The family were removing the insulation from their roof at their home in Hunchy, Queensland, when they discovered some skins, indicating that snakes had been hiding there for a long time.
They called Stuart McKenzie of Sunshine Coast Snake Catchers 24/7 to help remove the insulation and catch the remaining snakes hiding in the roof.
McKenzie ended up finding 30-50 snakeskins in total. Snakes typically shed their skin between four and 12 times a year.
In footage taken by the snake catcher, McKenzie can be seen investigating on the roof, with a headlamp.
As he looks around the roof, he says there is a lot of “snake activity” around. It shows several piles of snake droppings and urine.
“That’s a big deal,” he said, finding a python-skin rug tucked in a corner of the attic.
McKenzie then continues to dig through the roof insulation and eventually comes across a live brown snake that was hiding under the padding.
The snake catcher gently pulls the intruder out of hiding and puts him in a bag.
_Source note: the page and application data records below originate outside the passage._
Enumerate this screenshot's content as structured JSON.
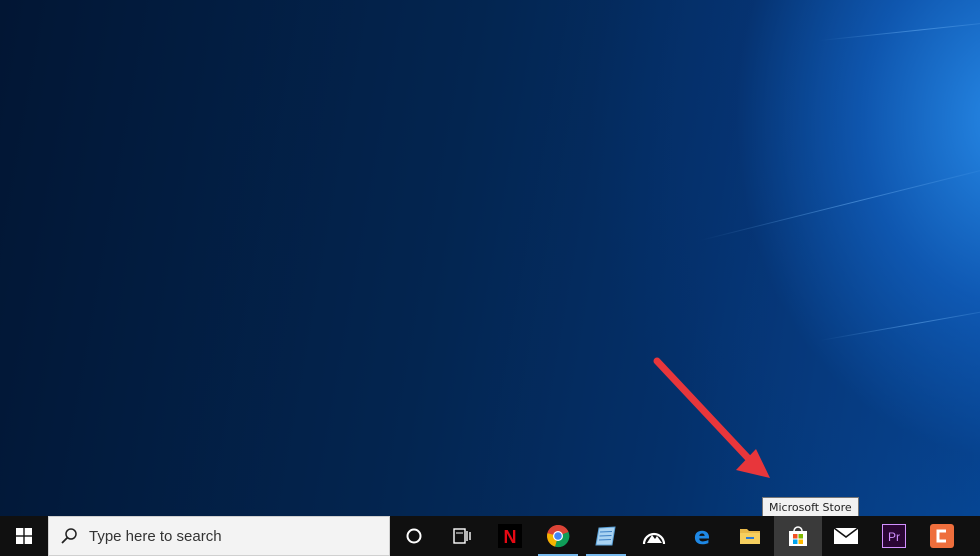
{
  "desktop": {
    "tooltip": "Microsoft Store",
    "arrow_color": "#e8363b"
  },
  "taskbar": {
    "start_icon": "windows-logo-icon",
    "search": {
      "placeholder": "Type here to search",
      "icon": "search-icon"
    },
    "cortana_icon": "cortana-circle-icon",
    "task_view_icon": "task-view-icon",
    "apps": [
      {
        "name": "Netflix",
        "icon": "netflix-icon",
        "label": "N",
        "running": false
      },
      {
        "name": "Google Chrome",
        "icon": "chrome-icon",
        "running": true
      },
      {
        "name": "Notepad",
        "icon": "notepad-icon",
        "running": true
      },
      {
        "name": "Photos",
        "icon": "photos-icon",
        "running": false
      },
      {
        "name": "Microsoft Edge",
        "icon": "edge-icon",
        "label": "e",
        "running": false
      },
      {
        "name": "File Explorer",
        "icon": "file-explorer-icon",
        "running": false
      },
      {
        "name": "Microsoft Store",
        "icon": "store-icon",
        "running": false,
        "hovered": true
      },
      {
        "name": "Mail",
        "icon": "mail-icon",
        "running": false
      },
      {
        "name": "Adobe Premiere",
        "icon": "premiere-icon",
        "label": "Pr",
        "running": false
      },
      {
        "name": "Camtasia",
        "icon": "camtasia-icon",
        "label": "C",
        "running": false
      }
    ]
  }
}
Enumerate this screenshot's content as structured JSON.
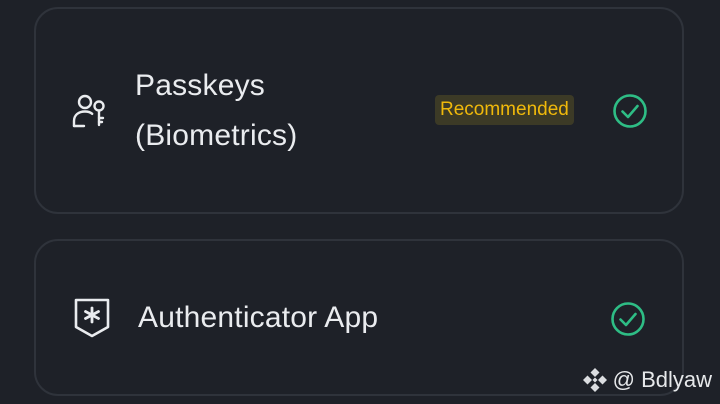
{
  "methods": [
    {
      "title_line1": "Passkeys",
      "title_line2": "(Biometrics)",
      "badge": "Recommended",
      "icon": "user-key-icon",
      "status_icon": "check-circle-icon"
    },
    {
      "title_line1": "Authenticator App",
      "icon": "authenticator-shield-icon",
      "status_icon": "check-circle-icon"
    }
  ],
  "watermark": {
    "text": "@ Bdlyaw",
    "logo": "binance-logo"
  },
  "colors": {
    "background": "#1e2128",
    "card_border": "#2f333b",
    "text": "#eaecef",
    "badge_text": "#f0b90b",
    "badge_bg": "#3c3a26",
    "check": "#2ebd85"
  }
}
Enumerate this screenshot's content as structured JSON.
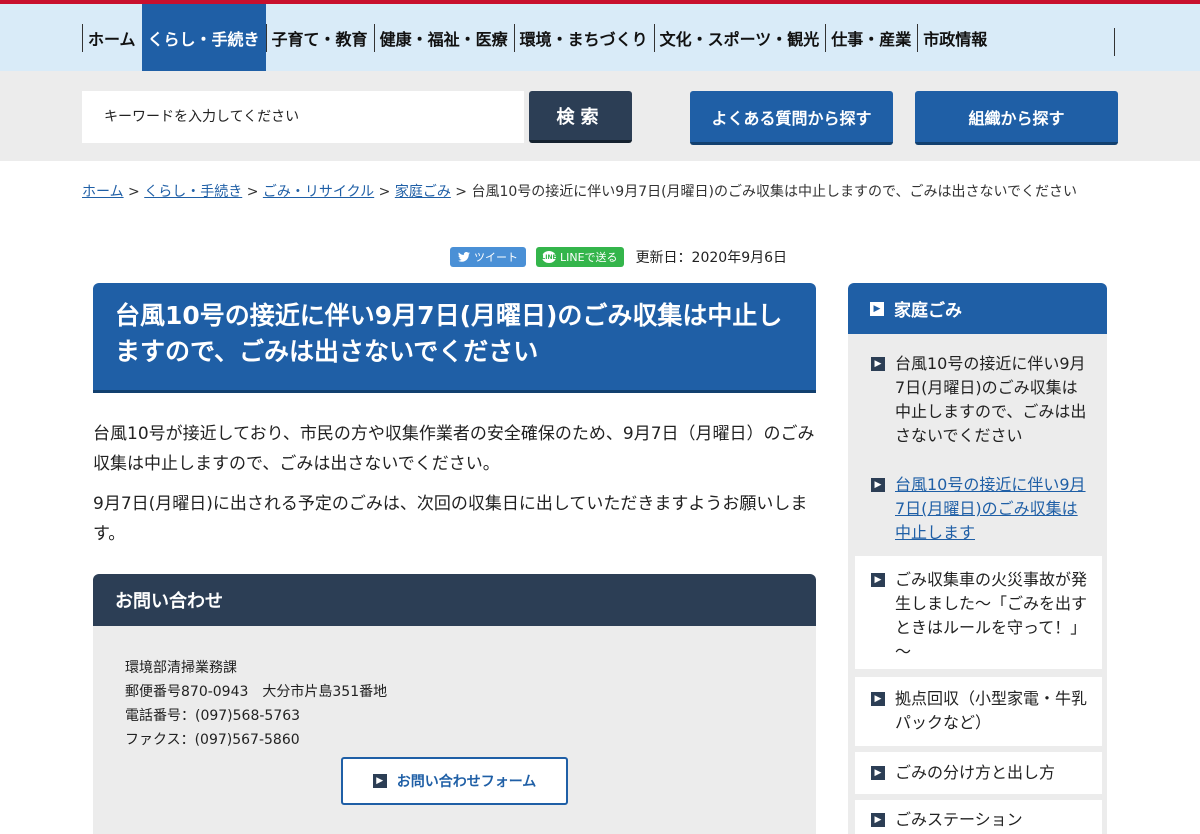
{
  "nav": {
    "items": [
      {
        "label": "ホーム",
        "active": false
      },
      {
        "label": "くらし・手続き",
        "active": true
      },
      {
        "label": "子育て・教育",
        "active": false
      },
      {
        "label": "健康・福祉・医療",
        "active": false
      },
      {
        "label": "環境・まちづくり",
        "active": false
      },
      {
        "label": "文化・スポーツ・観光",
        "active": false
      },
      {
        "label": "仕事・産業",
        "active": false
      },
      {
        "label": "市政情報",
        "active": false
      }
    ]
  },
  "search": {
    "placeholder": "キーワードを入力してください",
    "button": "検索",
    "faq_button": "よくある質問から探す",
    "org_button": "組織から探す"
  },
  "breadcrumb": {
    "links": [
      "ホーム",
      "くらし・手続き",
      "ごみ・リサイクル",
      "家庭ごみ"
    ],
    "separator": ">",
    "current": "台風10号の接近に伴い9月7日(月曜日)のごみ収集は中止しますので、ごみは出さないでください"
  },
  "share": {
    "tweet": "ツイート",
    "line": "LINEで送る",
    "line_icon": "LINE",
    "updated": "更新日：2020年9月6日"
  },
  "article": {
    "title": "台風10号の接近に伴い9月7日(月曜日)のごみ収集は中止しますので、ごみは出さないでください",
    "paragraphs": [
      "台風10号が接近しており、市民の方や収集作業者の安全確保のため、9月7日（月曜日）のごみ収集は中止しますので、ごみは出さないでください。",
      "9月7日(月曜日)に出される予定のごみは、次回の収集日に出していただきますようお願いします。"
    ]
  },
  "contact": {
    "heading": "お問い合わせ",
    "department": "環境部清掃業務課",
    "address": "郵便番号870-0943　大分市片島351番地",
    "phone": "電話番号：(097)568-5763",
    "fax": "ファクス：(097)567-5860",
    "form_button": "お問い合わせフォーム"
  },
  "sidebar": {
    "heading": "家庭ごみ",
    "items": [
      {
        "label": "台風10号の接近に伴い9月7日(月曜日)のごみ収集は中止しますので、ごみは出さないでください"
      },
      {
        "label": "台風10号の接近に伴い9月7日(月曜日)のごみ収集は中止します"
      },
      {
        "label": "ごみ収集車の火災事故が発生しました～「ごみを出すときはルールを守って！」～"
      },
      {
        "label": "拠点回収（小型家電・牛乳パックなど）"
      },
      {
        "label": "ごみの分け方と出し方"
      },
      {
        "label": "ごみステーション"
      }
    ]
  },
  "icons": {
    "arrow": "chevron-right-square-icon",
    "twitter": "twitter-bird-icon",
    "line": "line-logo-icon"
  },
  "colors": {
    "brand_blue": "#1f5fa6",
    "dark_navy": "#2c3e55",
    "nav_bg": "#d9ebf8",
    "top_red": "#c8102e",
    "line_green": "#34b54b",
    "twitter_blue": "#4a90d6"
  }
}
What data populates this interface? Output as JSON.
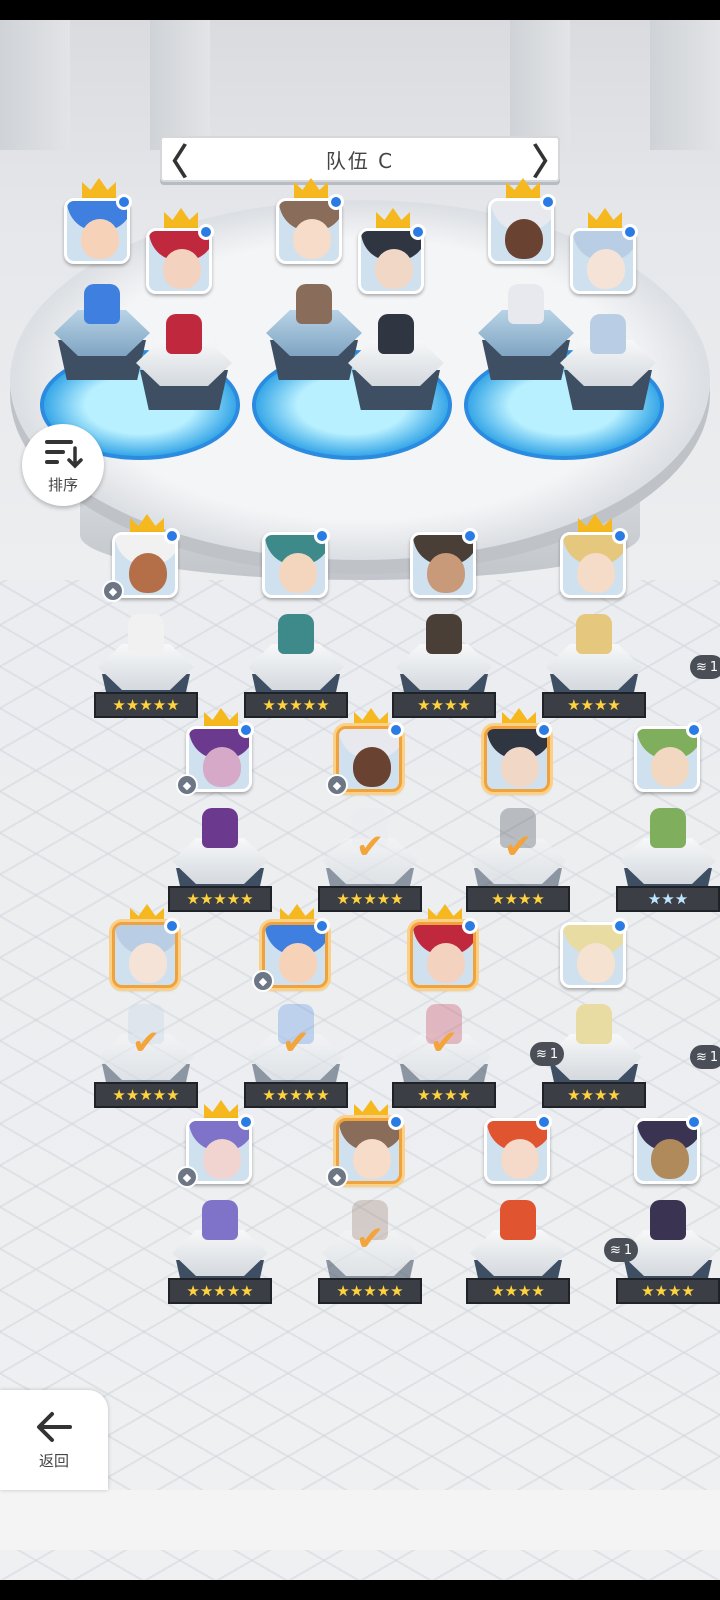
{
  "header": {
    "team_title": "队伍 C",
    "prev_label": "〈",
    "next_label": "〉"
  },
  "sort": {
    "label": "排序",
    "icon": "sort-icon"
  },
  "back": {
    "label": "返回",
    "icon": "arrow-left-icon"
  },
  "team_slots": [
    {
      "hair": "#3f7fe0",
      "skin": "#f6d3b8",
      "selected": true
    },
    {
      "hair": "#c0283d",
      "skin": "#f4d2c0",
      "selected": true
    },
    {
      "hair": "#8a6c5a",
      "skin": "#f6dcc9",
      "selected": true
    },
    {
      "hair": "#2f3642",
      "skin": "#f0d7c6",
      "selected": true
    },
    {
      "hair": "#e8e9ee",
      "skin": "#6a4232",
      "selected": true
    },
    {
      "hair": "#b9cde4",
      "skin": "#f5e3d8",
      "selected": true
    }
  ],
  "roster": [
    {
      "stars": "★★★★★",
      "star_color": "gold",
      "crown": true,
      "gem": true,
      "selected": false,
      "hair": "#f1f1f1",
      "skin": "#b56f48"
    },
    {
      "stars": "★★★★★",
      "star_color": "gold",
      "crown": false,
      "gem": false,
      "selected": false,
      "hair": "#3e8a8a",
      "skin": "#f4d6bf"
    },
    {
      "stars": "★★★★",
      "star_color": "gold",
      "crown": false,
      "gem": false,
      "selected": false,
      "hair": "#4a3f37",
      "skin": "#c99a7a"
    },
    {
      "stars": "★★★★",
      "star_color": "gold",
      "crown": true,
      "gem": false,
      "selected": false,
      "hair": "#e5c77d",
      "skin": "#f4dcc8"
    },
    {
      "stars": "★★★★★",
      "star_color": "gold",
      "crown": true,
      "gem": true,
      "selected": false,
      "hair": "#6b3a8f",
      "skin": "#d6a9c9"
    },
    {
      "stars": "★★★★★",
      "star_color": "gold",
      "crown": true,
      "gem": true,
      "selected": true,
      "hair": "#e8e9ee",
      "skin": "#6a4232"
    },
    {
      "stars": "★★★★",
      "star_color": "gold",
      "crown": true,
      "gem": false,
      "selected": true,
      "hair": "#2f3642",
      "skin": "#f0d7c6"
    },
    {
      "stars": "★★★",
      "star_color": "blue",
      "crown": false,
      "gem": false,
      "selected": false,
      "hair": "#7fae5c",
      "skin": "#f2d8c0"
    },
    {
      "stars": "★★★★★",
      "star_color": "gold",
      "crown": true,
      "gem": false,
      "selected": true,
      "hair": "#b9cde4",
      "skin": "#f5e3d8"
    },
    {
      "stars": "★★★★★",
      "star_color": "gold",
      "crown": true,
      "gem": true,
      "selected": true,
      "hair": "#3f7fe0",
      "skin": "#f6d3b8"
    },
    {
      "stars": "★★★★",
      "star_color": "gold",
      "crown": true,
      "gem": false,
      "selected": true,
      "hair": "#c0283d",
      "skin": "#f4d2c0"
    },
    {
      "stars": "★★★★",
      "star_color": "gold",
      "crown": false,
      "gem": false,
      "selected": false,
      "hair": "#e9dca3",
      "skin": "#f6e2d1",
      "dup": "1"
    },
    {
      "stars": "★★★★★",
      "star_color": "gold",
      "crown": true,
      "gem": true,
      "selected": false,
      "hair": "#7e73c8",
      "skin": "#f1d3d0"
    },
    {
      "stars": "★★★★★",
      "star_color": "gold",
      "crown": true,
      "gem": true,
      "selected": true,
      "hair": "#8a6c5a",
      "skin": "#f6dcc9"
    },
    {
      "stars": "★★★★",
      "star_color": "gold",
      "crown": false,
      "gem": false,
      "selected": false,
      "hair": "#e0542f",
      "skin": "#f5d9c9"
    },
    {
      "stars": "★★★★",
      "star_color": "gold",
      "crown": false,
      "gem": false,
      "selected": false,
      "hair": "#3b3352",
      "skin": "#b08a5a",
      "dup": "1"
    }
  ],
  "edge_dup_label": "1"
}
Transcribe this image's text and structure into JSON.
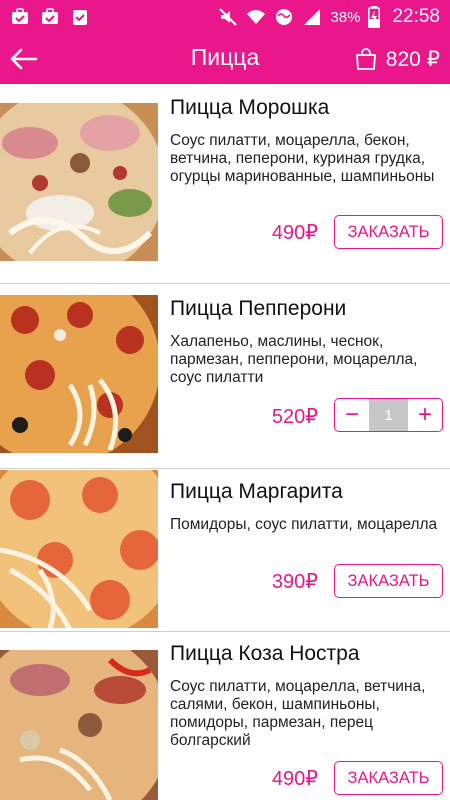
{
  "colors": {
    "accent": "#e9168c",
    "stepper_qty_bg": "#c7c7c7"
  },
  "status_bar": {
    "left_icons": [
      "briefcase-check-icon",
      "briefcase-check-icon",
      "clipboard-check-icon"
    ],
    "battery_percent": "38%",
    "time": "22:58"
  },
  "app_bar": {
    "back_icon": "arrow-left-icon",
    "title": "Пицца",
    "cart_icon": "shopping-bag-icon",
    "cart_total": "820 ₽"
  },
  "products": [
    {
      "name": "Пицца Морошка",
      "description": "Соус пилатти, моцарелла, бекон, ветчина, пеперони, куриная грудка, огурцы маринованные, шампиньоны",
      "price": "490₽",
      "action": "ЗАКАЗАТЬ"
    },
    {
      "name": "Пицца Пепперони",
      "description": "Халапеньо, маслины, чеснок, пармезан, пепперони, моцарелла, соус пилатти",
      "price": "520₽",
      "quantity": "1",
      "minus": "−",
      "plus": "+"
    },
    {
      "name": "Пицца Маргарита",
      "description": "Помидоры, соус пилатти, моцарелла",
      "price": "390₽",
      "action": "ЗАКАЗАТЬ"
    },
    {
      "name": "Пицца Коза Ностра",
      "description": "Соус пилатти, моцарелла, ветчина, салями, бекон, шампиньоны, помидоры, пармезан, перец болгарский",
      "price": "490₽",
      "action": "ЗАКАЗАТЬ"
    }
  ]
}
Brown tree snakes are native to Australia and mildly venomous. They have a reputation for being aggressive, but their bites are not dangerous and usually only cause a mild sting.
In the video, McKenzie releases the snake into its natural habitat. He says the snake is probably confused about being released in the middle of the day, as it is a nocturnal species.
“It was good to get one out,” he says.
The snake catcher then returns to the attic to make sure there are no more snakes lurking under the roof.
Later, McKenzie shows the camera a “pretty big loot” of the 30 to 50 snakeskins taken from the attic.
He says the skins come from “three main snakes” commonly found in attics: common tree snakes, brown tree snakes and carpet pythons.
“We did a very thorough research,” he says. “A lot of them are old, there are a few new ones, but with the roofs there can be little gaps and holes in the walls that they can get into. Pretty happy with that, customers were happy, at least they know there’s nothing dangerous up there.”
Snake season in Australia is coming to an end. Snakes are generally most active in the country during the hottest summer months, from October to April.
In a Facebook post describing the find, McKenzie said it was common to find snakes hiding in the attic. He said the roof space is a “perfect place” for certain species of snakes to hide and seek prey.
“It provides shelter as well as food in the form of rats, mice and geckos,” he said.
People can even let the snakes live in the roof to act as “free rodent control,” McKenzie said. However, he said, if the snakes start to make a lot of noise or if residents don’t feel comfortable with them, snake catchers can come to the property to perform a “full inspection of the roof”.